### WORK ITEM
Among the entries below, find the lines with "JSON" and copy them.

━━ INFORMATION SHOWN ━━

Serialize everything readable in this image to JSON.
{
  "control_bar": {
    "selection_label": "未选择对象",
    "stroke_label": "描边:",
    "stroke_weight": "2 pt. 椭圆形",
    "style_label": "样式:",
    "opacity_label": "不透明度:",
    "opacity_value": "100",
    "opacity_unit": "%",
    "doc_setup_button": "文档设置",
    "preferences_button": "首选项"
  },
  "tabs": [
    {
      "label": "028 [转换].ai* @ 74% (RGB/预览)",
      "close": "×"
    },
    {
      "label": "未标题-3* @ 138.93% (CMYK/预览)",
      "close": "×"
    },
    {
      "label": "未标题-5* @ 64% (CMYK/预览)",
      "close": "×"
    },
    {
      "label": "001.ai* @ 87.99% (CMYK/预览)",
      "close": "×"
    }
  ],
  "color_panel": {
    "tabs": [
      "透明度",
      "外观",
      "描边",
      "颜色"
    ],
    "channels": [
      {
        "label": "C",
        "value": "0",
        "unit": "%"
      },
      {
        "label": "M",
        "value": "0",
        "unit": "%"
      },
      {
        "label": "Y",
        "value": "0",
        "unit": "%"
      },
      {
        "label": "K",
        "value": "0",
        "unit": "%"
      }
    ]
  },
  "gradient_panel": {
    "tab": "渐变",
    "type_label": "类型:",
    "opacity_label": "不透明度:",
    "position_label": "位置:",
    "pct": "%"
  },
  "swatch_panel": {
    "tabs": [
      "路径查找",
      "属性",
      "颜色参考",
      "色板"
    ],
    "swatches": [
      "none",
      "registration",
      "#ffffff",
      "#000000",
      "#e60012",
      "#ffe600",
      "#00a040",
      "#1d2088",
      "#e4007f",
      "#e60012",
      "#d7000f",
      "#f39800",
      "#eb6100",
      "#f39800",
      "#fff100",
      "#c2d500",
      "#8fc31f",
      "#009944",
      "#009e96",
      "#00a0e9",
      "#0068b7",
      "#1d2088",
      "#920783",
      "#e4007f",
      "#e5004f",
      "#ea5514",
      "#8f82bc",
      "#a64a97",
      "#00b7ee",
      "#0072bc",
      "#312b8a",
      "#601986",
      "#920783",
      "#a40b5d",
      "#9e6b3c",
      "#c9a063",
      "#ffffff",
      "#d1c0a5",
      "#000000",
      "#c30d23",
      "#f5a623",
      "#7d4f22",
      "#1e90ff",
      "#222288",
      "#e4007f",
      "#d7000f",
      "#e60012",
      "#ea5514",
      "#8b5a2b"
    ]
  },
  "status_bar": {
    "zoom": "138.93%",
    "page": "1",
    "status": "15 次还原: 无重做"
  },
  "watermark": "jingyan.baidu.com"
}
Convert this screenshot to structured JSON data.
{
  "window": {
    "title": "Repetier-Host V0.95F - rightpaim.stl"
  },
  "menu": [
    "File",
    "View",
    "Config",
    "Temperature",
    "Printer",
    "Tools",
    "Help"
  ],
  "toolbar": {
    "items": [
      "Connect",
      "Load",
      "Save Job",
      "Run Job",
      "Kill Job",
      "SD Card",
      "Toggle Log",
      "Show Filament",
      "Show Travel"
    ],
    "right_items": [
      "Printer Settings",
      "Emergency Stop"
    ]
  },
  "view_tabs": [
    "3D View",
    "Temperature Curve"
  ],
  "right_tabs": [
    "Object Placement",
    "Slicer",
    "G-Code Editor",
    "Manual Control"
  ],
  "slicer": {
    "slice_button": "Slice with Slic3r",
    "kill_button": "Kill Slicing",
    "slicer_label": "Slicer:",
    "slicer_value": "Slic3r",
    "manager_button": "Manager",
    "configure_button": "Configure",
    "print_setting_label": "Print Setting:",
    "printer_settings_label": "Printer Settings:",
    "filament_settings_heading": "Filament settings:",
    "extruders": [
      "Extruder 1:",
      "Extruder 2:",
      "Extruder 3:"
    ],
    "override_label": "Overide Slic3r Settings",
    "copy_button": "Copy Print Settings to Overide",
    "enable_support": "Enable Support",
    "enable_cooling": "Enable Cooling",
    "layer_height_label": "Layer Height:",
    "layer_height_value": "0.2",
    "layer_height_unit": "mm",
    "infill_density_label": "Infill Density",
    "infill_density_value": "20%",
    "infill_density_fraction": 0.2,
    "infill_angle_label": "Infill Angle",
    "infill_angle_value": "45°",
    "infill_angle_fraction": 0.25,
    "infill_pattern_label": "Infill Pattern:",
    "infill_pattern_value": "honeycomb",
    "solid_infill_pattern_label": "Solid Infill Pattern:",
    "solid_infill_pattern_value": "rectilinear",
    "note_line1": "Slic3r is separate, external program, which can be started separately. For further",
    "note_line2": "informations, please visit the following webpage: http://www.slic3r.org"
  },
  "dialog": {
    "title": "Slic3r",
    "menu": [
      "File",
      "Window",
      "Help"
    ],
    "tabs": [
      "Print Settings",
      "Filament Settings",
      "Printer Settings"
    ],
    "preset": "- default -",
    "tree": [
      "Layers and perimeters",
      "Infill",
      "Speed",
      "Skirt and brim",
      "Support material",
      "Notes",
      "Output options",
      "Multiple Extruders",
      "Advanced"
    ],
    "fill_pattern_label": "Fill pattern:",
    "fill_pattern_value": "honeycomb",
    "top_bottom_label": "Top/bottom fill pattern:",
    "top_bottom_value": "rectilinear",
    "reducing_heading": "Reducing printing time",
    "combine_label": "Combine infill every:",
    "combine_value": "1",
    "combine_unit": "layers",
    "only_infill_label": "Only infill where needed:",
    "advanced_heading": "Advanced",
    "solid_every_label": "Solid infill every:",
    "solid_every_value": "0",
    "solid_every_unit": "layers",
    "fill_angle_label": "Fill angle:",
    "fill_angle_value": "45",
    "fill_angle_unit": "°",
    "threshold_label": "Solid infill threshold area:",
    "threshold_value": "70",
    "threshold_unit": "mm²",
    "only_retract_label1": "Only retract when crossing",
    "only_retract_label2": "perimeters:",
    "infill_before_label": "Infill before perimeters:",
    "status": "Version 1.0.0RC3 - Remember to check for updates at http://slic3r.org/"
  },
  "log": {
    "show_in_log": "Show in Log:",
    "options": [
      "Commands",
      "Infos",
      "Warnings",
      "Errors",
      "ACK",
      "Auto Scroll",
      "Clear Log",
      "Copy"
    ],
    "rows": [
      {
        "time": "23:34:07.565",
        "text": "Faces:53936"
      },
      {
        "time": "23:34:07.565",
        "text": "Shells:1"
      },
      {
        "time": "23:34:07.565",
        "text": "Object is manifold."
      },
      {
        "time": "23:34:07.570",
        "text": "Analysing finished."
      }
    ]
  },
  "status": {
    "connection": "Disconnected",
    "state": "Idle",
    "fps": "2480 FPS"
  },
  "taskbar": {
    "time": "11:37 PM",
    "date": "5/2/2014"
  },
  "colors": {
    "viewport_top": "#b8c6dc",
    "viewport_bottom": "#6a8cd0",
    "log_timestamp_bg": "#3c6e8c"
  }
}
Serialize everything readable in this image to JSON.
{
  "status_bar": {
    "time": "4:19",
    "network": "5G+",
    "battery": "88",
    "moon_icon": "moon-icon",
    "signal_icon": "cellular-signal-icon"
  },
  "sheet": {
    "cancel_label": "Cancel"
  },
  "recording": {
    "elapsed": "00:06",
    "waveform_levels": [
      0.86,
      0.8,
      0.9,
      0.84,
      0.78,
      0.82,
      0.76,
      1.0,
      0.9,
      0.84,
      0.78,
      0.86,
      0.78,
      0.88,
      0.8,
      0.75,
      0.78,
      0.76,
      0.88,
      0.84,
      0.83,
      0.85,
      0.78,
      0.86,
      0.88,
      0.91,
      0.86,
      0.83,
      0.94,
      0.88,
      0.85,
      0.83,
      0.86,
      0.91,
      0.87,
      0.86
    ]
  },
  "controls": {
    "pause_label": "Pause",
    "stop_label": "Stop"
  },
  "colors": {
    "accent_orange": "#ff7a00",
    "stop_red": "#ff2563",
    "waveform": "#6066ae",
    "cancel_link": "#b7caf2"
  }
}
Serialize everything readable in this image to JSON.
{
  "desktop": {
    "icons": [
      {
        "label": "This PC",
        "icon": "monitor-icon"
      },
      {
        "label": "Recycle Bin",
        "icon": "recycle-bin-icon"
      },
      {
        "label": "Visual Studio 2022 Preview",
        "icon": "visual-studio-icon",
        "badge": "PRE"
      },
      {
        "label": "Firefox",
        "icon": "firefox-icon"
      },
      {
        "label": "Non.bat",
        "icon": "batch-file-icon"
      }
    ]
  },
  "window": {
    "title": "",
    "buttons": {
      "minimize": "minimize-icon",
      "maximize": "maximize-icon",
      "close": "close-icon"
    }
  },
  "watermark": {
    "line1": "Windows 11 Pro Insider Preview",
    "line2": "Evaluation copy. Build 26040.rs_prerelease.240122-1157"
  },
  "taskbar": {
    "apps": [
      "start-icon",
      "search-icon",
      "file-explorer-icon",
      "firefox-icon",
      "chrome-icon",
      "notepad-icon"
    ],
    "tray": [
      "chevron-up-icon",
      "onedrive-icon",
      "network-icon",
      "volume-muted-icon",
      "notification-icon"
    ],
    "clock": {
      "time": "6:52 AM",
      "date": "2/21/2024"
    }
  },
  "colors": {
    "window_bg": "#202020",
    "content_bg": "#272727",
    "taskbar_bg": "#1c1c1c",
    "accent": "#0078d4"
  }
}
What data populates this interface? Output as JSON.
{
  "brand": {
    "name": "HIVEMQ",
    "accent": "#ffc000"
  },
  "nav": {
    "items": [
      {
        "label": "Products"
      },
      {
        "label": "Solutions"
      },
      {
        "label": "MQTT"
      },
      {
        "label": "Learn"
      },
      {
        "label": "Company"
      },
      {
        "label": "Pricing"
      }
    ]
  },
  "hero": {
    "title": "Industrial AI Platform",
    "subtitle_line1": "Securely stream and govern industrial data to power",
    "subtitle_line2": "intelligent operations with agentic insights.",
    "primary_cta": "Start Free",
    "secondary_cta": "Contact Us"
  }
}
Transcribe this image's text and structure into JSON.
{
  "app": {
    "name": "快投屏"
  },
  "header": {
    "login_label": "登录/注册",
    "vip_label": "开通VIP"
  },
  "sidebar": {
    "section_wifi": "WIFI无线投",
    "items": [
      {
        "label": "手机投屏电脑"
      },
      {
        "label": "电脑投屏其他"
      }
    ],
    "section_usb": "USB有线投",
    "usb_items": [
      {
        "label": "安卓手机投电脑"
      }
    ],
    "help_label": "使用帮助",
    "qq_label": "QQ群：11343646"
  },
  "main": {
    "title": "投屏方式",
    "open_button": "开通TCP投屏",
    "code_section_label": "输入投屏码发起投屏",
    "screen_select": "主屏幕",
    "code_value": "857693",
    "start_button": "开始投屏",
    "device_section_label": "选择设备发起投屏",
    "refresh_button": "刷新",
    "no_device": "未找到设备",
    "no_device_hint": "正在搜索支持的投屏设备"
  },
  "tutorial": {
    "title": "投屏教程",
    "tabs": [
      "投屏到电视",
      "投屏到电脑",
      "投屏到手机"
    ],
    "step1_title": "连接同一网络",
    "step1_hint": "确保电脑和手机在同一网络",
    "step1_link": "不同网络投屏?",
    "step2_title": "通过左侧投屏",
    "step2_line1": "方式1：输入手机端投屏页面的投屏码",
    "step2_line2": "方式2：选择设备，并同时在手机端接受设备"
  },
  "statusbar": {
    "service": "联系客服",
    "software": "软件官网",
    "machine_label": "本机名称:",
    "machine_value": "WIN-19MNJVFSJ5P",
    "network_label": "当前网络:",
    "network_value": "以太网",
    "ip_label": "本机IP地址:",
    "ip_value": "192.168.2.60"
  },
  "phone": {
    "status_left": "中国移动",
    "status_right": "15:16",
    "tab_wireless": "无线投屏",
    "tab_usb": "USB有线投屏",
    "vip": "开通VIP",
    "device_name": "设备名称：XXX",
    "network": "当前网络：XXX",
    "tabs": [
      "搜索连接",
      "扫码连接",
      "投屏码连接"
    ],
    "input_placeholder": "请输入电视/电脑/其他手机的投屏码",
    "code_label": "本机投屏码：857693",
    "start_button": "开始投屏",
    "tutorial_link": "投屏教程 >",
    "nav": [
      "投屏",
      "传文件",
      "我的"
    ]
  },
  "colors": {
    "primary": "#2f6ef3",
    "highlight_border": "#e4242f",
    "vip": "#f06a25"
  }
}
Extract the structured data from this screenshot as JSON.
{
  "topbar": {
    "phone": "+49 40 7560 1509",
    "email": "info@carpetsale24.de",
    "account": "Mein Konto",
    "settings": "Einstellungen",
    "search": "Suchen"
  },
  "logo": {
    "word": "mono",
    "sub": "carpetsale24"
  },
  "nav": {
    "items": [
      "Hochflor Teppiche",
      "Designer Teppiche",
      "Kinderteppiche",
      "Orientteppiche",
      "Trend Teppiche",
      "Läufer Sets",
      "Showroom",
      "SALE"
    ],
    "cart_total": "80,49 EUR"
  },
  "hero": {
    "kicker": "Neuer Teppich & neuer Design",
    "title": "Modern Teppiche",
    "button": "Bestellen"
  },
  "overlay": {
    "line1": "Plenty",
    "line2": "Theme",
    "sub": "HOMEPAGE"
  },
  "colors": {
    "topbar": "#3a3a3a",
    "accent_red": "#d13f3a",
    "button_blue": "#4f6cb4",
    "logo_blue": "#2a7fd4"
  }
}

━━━

### SOLUTION TO THE PROBLEM
Serialize everything readable in this image to JSON.
Convert this screenshot to structured JSON data.
Serialize everything readable in this image to JSON.
Serialize everything readable in this image to JSON.
What data populates this interface? Output as JSON.
Transcribe this image's text and structure into JSON.
Extract the structured data from this screenshot as JSON.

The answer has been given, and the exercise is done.